The response iterable as write-only stream.
class werkzeug.CommonResponseDescriptorsMixin

A mixin for BaseResponse subclasses. Response objects that mix this class in will automatically get descriptors for a couple of HTTP headers with automatic type conversion.


The Age response-header field conveys the sender’s estimate of the amount of time since the response (or its revalidation) was generated at the origin server.

Age values are non-negative decimal integers, representing time in seconds.

The Allow entity-header field lists the set of methods supported by the resource identified by the Request-URI. The purpose of this field is strictly to inform the recipient of valid methods associated with the resource. An Allow header field MUST be present in a 405 (Method Not Allowed) response.
The Content-Encoding entity-header field is used as a modifier to the media-type. When present, its value indicates what additional content codings have been applied to the entity-body, and thus what decoding mechanisms must be applied in order to obtain the media-type referenced by the Content-Type header field.
The Content-Language entity-header field describes the natural language(s) of the intended audience for the enclosed entity. Note that this might not be equivalent to all the languages used within the entity-body.
The Content-Length entity-header field indicates the size of the entity-body, in decimal number of OCTETs, sent to the recipient or, in the case of the HEAD method, the size of the entity-body that would have been sent had the request been a GET.
The Content-Location entity-header field MAY be used to supply the resource location for the entity enclosed in the message when that entity is accessible from a location separate from the requested resource’s URI.
The Content-MD5 entity-header field, as defined in RFC 1864, is an MD5 digest of the entity-body for the purpose of providing an end-to-end message integrity check (MIC) of the entity-body. (Note: a MIC is good for detecting accidental modification of the entity-body in transit, but is not proof against malicious attacks.)
The Content-Type entity-header field indicates the media type of the entity-body sent to the recipient or, in the case of the HEAD method, the media type that would have been sent had the request been a GET.
The Date general-header field represents the date and time at which the message was originated, having the same semantics as orig-date in RFC 822.
The Expires entity-header field gives the date/time after which the response is considered stale. A stale cache entry may not normally be returned by a cache.
The Last-Modified entity-header field indicates the date and time at which the origin server believes the variant was last modified.
The Location response-header field is used to redirect the recipient to a location other than the Request-URI for completion of the request or identification of a new resource.
The mimetype (content type without charset etc.)

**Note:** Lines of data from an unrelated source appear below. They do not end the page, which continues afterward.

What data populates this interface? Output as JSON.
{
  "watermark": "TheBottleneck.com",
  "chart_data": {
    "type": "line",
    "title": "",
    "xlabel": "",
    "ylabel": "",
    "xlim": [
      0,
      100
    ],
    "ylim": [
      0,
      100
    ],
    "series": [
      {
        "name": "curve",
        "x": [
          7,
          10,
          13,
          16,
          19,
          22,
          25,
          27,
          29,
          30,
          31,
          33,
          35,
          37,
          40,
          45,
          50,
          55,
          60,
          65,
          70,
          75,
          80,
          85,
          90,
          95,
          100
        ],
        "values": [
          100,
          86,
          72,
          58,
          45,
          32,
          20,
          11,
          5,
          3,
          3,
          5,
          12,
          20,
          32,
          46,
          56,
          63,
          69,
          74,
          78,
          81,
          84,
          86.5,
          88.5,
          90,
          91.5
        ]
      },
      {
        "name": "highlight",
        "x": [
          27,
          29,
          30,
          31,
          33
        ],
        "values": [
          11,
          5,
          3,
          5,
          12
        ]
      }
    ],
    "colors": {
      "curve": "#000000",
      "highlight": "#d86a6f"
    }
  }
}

The Retry-After response-header field can be used with a 503 (Service Unavailable) response to indicate how long the service is expected to be unavailable to the requesting client.

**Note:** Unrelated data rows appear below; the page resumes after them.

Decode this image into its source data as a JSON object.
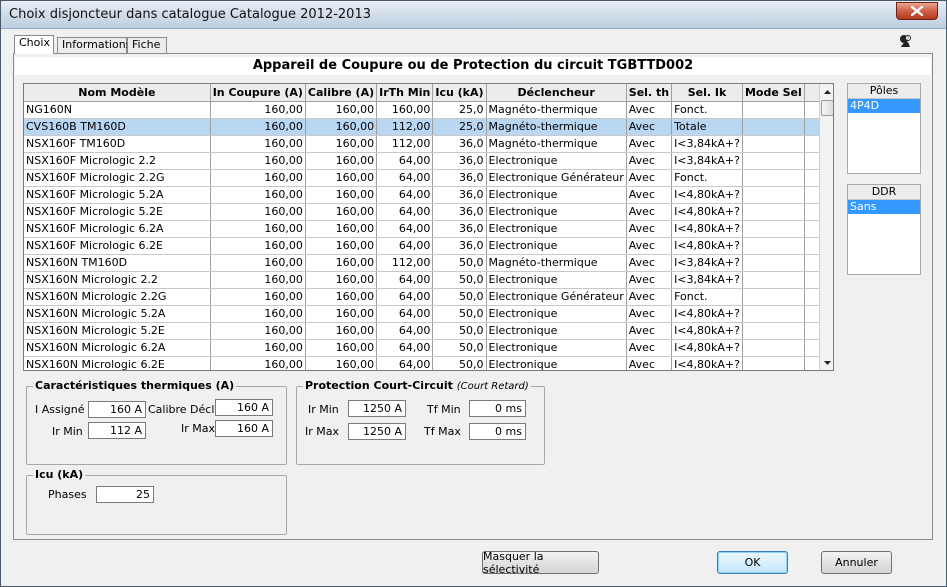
{
  "window": {
    "title": "Choix disjoncteur dans catalogue Catalogue 2012-2013"
  },
  "tabs": [
    {
      "label": "Choix",
      "active": true
    },
    {
      "label": "Informations",
      "active": false
    },
    {
      "label": "Fiche",
      "active": false
    }
  ],
  "heading": "Appareil de Coupure ou de Protection du circuit TGBTTD002",
  "table": {
    "columns": [
      "Nom Modèle",
      "In Coupure (A)",
      "Calibre (A)",
      "IrTh Min",
      "Icu (kA)",
      "Déclencheur",
      "Sel. th",
      "Sel. Ik",
      "Mode Sel"
    ],
    "selected_index": 1,
    "rows": [
      [
        "NG160N",
        "160,00",
        "160,00",
        "160,00",
        "25,0",
        "Magnéto-thermique",
        "Avec",
        "Fonct.",
        ""
      ],
      [
        "CVS160B TM160D",
        "160,00",
        "160,00",
        "112,00",
        "25,0",
        "Magnéto-thermique",
        "Avec",
        "Totale",
        ""
      ],
      [
        "NSX160F TM160D",
        "160,00",
        "160,00",
        "112,00",
        "36,0",
        "Magnéto-thermique",
        "Avec",
        "I<3,84kA+?",
        ""
      ],
      [
        "NSX160F Micrologic 2.2",
        "160,00",
        "160,00",
        "64,00",
        "36,0",
        "Electronique",
        "Avec",
        "I<3,84kA+?",
        ""
      ],
      [
        "NSX160F Micrologic 2.2G",
        "160,00",
        "160,00",
        "64,00",
        "36,0",
        "Electronique Générateur",
        "Avec",
        "Fonct.",
        ""
      ],
      [
        "NSX160F Micrologic 5.2A",
        "160,00",
        "160,00",
        "64,00",
        "36,0",
        "Electronique",
        "Avec",
        "I<4,80kA+?",
        ""
      ],
      [
        "NSX160F Micrologic 5.2E",
        "160,00",
        "160,00",
        "64,00",
        "36,0",
        "Electronique",
        "Avec",
        "I<4,80kA+?",
        ""
      ],
      [
        "NSX160F Micrologic 6.2A",
        "160,00",
        "160,00",
        "64,00",
        "36,0",
        "Electronique",
        "Avec",
        "I<4,80kA+?",
        ""
      ],
      [
        "NSX160F Micrologic 6.2E",
        "160,00",
        "160,00",
        "64,00",
        "36,0",
        "Electronique",
        "Avec",
        "I<4,80kA+?",
        ""
      ],
      [
        "NSX160N TM160D",
        "160,00",
        "160,00",
        "112,00",
        "50,0",
        "Magnéto-thermique",
        "Avec",
        "I<3,84kA+?",
        ""
      ],
      [
        "NSX160N Micrologic 2.2",
        "160,00",
        "160,00",
        "64,00",
        "50,0",
        "Electronique",
        "Avec",
        "I<3,84kA+?",
        ""
      ],
      [
        "NSX160N Micrologic 2.2G",
        "160,00",
        "160,00",
        "64,00",
        "50,0",
        "Electronique Générateur",
        "Avec",
        "Fonct.",
        ""
      ],
      [
        "NSX160N Micrologic 5.2A",
        "160,00",
        "160,00",
        "64,00",
        "50,0",
        "Electronique",
        "Avec",
        "I<4,80kA+?",
        ""
      ],
      [
        "NSX160N Micrologic 5.2E",
        "160,00",
        "160,00",
        "64,00",
        "50,0",
        "Electronique",
        "Avec",
        "I<4,80kA+?",
        ""
      ],
      [
        "NSX160N Micrologic 6.2A",
        "160,00",
        "160,00",
        "64,00",
        "50,0",
        "Electronique",
        "Avec",
        "I<4,80kA+?",
        ""
      ],
      [
        "NSX160N Micrologic 6.2E",
        "160,00",
        "160,00",
        "64,00",
        "50,0",
        "Electronique",
        "Avec",
        "I<4,80kA+?",
        ""
      ]
    ]
  },
  "poles": {
    "header": "Pôles",
    "selected": "4P4D"
  },
  "ddr": {
    "header": "DDR",
    "selected": "Sans"
  },
  "thermal": {
    "title": "Caractéristiques thermiques (A)",
    "i_assigne_label": "I Assigné",
    "i_assigne_value": "160 A",
    "calibre_decl_label": "Calibre Décl.",
    "calibre_decl_value": "160 A",
    "ir_min_label": "Ir Min",
    "ir_min_value": "112 A",
    "ir_max_label": "Ir Max",
    "ir_max_value": "160 A"
  },
  "short_circuit": {
    "title": "Protection Court-Circuit",
    "subtitle": "(Court Retard)",
    "ir_min_label": "Ir Min",
    "ir_min_value": "1250 A",
    "ir_max_label": "Ir Max",
    "ir_max_value": "1250 A",
    "tf_min_label": "Tf Min",
    "tf_min_value": "0 ms",
    "tf_max_label": "Tf Max",
    "tf_max_value": "0 ms"
  },
  "icu": {
    "title": "Icu (kA)",
    "phases_label": "Phases",
    "phases_value": "25"
  },
  "buttons": {
    "masquer": "Masquer la sélectivité",
    "ok": "OK",
    "annuler": "Annuler"
  }
}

Time in seconds until expiration or date.

The Vary field value indicates the set of request-header fields that fully determines, while the response is fresh, whether a cache is permitted to use the response to reply to a subsequent request without revalidation.
class werkzeug.WWWAuthenticateMixin

Adds a www_authenticate property to a response object.

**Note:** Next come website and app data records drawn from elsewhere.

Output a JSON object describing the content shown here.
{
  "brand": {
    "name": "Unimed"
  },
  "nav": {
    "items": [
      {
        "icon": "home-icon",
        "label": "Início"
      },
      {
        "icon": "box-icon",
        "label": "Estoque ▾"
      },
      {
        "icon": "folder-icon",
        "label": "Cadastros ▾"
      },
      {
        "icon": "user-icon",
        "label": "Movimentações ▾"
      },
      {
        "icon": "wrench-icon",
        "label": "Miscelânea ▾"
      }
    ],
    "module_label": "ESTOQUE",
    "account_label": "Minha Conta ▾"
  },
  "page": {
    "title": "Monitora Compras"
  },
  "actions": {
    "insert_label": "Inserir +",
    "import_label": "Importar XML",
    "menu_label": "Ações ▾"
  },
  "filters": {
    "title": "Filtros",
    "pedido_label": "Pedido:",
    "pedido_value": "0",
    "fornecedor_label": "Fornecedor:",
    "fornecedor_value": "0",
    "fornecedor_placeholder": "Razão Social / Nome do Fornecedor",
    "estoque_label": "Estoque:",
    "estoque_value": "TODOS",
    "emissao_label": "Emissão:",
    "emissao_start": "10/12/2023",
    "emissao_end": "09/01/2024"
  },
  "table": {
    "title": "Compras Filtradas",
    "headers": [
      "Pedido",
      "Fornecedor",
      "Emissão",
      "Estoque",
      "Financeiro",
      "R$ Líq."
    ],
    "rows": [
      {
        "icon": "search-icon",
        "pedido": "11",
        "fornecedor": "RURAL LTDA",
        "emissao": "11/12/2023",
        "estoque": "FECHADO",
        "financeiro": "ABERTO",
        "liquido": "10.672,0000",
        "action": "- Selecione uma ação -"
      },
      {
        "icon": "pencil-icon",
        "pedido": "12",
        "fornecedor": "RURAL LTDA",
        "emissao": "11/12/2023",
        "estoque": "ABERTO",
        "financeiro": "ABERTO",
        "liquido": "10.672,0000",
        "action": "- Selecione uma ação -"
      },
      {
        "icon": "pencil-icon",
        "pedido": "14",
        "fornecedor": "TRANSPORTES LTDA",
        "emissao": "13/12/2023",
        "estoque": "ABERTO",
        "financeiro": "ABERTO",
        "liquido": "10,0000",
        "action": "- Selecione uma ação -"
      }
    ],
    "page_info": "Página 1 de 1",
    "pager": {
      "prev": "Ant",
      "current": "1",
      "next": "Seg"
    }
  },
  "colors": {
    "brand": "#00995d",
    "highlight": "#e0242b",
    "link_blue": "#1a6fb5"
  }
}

The WWW-Authenticate header in a parsed form.
class werkzeug.UserAgentMixin

Adds a user_agent attribute to the request object which contains the parsed user agent of the browser that triggered the request as UserAgent object.

The current user agent.